The Network Compass is shown below:

Network Compass (Schneider et al. 2021).

This seemed like a promising model to draw upon, particularly because it aligns with the participatory action approach I am taking in my work. Rather than thinking that knowledge is a one-way path from expert to non-expert, this new model embraces co-production of knowledge. Much better.

Developing my earlier model, the embodied designer could play a role in place-based, sustainable transitions through:

  • Sensemaking: Supporting the co-production of knowledge (the head);
  • Connecting: Creating connections and making space for collective dialogue (the heart);
  • Amplifying: Fostering and amplifying community assets (the hands); and
  • Acting: Creating vehicles for collective action (the feet).

I’ve quickly sketched out this model using the style of the Schneider Network Compass. I am not totally happy with this, but will continue to investigate through the PhD. Any suggestions most welcome.

A model for design in place-based transition planning (Crofts, 2021)

Looking at it now, an hour after I created it, my first thoughts are that (1) I need to get Adobe products back in my life to create diagrams, and (2) that perhaps I should overlay some more of the mindsets I am looking at for a redirected practice of design (following Boehnert, 2018; Escobar, 2018; Fry, 2017). In essence a redirected practice of design would entail:

  • Designing with care;
  • Rethinking the designer’s posture;
  • Acknowledgement of positionality;
  • Being prepared to be changed;
  • Taking an activist stance;
  • Extending the temporal constraints of design projects; and
  • Making space and distributing power.

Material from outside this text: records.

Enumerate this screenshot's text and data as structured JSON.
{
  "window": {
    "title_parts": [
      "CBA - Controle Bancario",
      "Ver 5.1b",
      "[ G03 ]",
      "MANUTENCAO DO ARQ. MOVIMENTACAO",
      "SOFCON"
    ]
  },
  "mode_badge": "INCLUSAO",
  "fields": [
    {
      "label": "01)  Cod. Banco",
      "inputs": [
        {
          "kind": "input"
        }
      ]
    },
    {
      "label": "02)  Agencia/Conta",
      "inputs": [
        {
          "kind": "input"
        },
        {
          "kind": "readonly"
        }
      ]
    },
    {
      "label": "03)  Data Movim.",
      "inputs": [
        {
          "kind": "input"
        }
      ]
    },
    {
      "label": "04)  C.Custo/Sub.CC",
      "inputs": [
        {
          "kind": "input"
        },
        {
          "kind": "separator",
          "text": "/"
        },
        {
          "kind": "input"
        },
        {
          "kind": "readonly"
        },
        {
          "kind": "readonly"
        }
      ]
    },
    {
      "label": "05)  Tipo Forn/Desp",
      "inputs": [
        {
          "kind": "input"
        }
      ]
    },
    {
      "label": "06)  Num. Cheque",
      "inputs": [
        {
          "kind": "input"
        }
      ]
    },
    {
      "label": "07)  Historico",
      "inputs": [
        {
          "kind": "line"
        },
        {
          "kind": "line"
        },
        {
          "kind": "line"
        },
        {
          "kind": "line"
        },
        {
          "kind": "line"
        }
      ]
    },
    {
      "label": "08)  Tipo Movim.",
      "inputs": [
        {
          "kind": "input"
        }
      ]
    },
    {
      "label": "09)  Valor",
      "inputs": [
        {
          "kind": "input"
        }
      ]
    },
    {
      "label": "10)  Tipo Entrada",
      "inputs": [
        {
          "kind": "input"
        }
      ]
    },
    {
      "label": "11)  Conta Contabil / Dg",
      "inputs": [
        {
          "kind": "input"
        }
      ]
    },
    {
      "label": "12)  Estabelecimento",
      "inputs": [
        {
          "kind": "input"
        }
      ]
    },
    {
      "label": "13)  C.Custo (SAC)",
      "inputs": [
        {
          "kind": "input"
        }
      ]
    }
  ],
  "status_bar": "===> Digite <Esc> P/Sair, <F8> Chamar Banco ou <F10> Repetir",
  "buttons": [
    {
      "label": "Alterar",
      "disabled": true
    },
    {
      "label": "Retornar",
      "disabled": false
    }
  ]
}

Or perhaps this would make it too complex. I look at the model of Equity-Centred Community Design (ECCD) from the Creative Reaction Lab in St Louis, for example, and admire not just the approach, but the visual simplicity of the diagram. ECCD is an asset-based approach to community development that is explicitly concerned with helping a community learn and develop tools to dismantle systemic oppression (Creative Reaction Lab, 2018). Through interrogating how dominant narratives have come to be and then working to uncover other histories which have been concealed, ECCD seeks to create more diverse futures based on pluriversal interpretations of the past (ibid.).

Model for Equity-Centred Community Design (Creative Reaction Lab, 2018).


Boehnert, J. (2018). Design, Ecology, Politics. Bloomsbury Academic.

Creative Reaction Lab. (2018). Equity-Centered Community Design: Field Guide.

Escobar, A. (2018). Designs for the Pluriverse: Radical Interdependence, Autonomy, and the Making of Worlds. Duke University Press.

Fry, T. (2017). Design for/by “The Global South.” Design Philosophy Papers, 15(1), 3–37.

Horlings, L. G., Nieto-Romero, M., Pisters, S., & Soini, K. (2020). Operationalising transformative sustainability science through place-based research: the role of researchers. Sustainability Science, 15(2), 467–484.

Schneider, F., Tribaldos, T., Adler, C., Biggs, R. (Oonsie), de Bremond, A., Buser, T., Krug, C., Loutre, M. F., Moore, S., Norström, A. v., Paulavets, K., Urbach, D., Spehn, E., Wülser, G., & Zondervan, R. (2021). Co-production of knowledge and sustainability transformations: a strategic compass for global research networks. In Current Opinion in Environmental Sustainability, Vol. 49, 127–142. Elsevier B.V.

Wittmayer J.M. & Schäpke, N. (2014). Action, research and participation: roles of researchers in sustainability transitions. Sustain Sci 9(4):483–496



Kimberley Crofts

Strategic designer and researcher on a quest for sustainable futures through a PhD in participatory methods.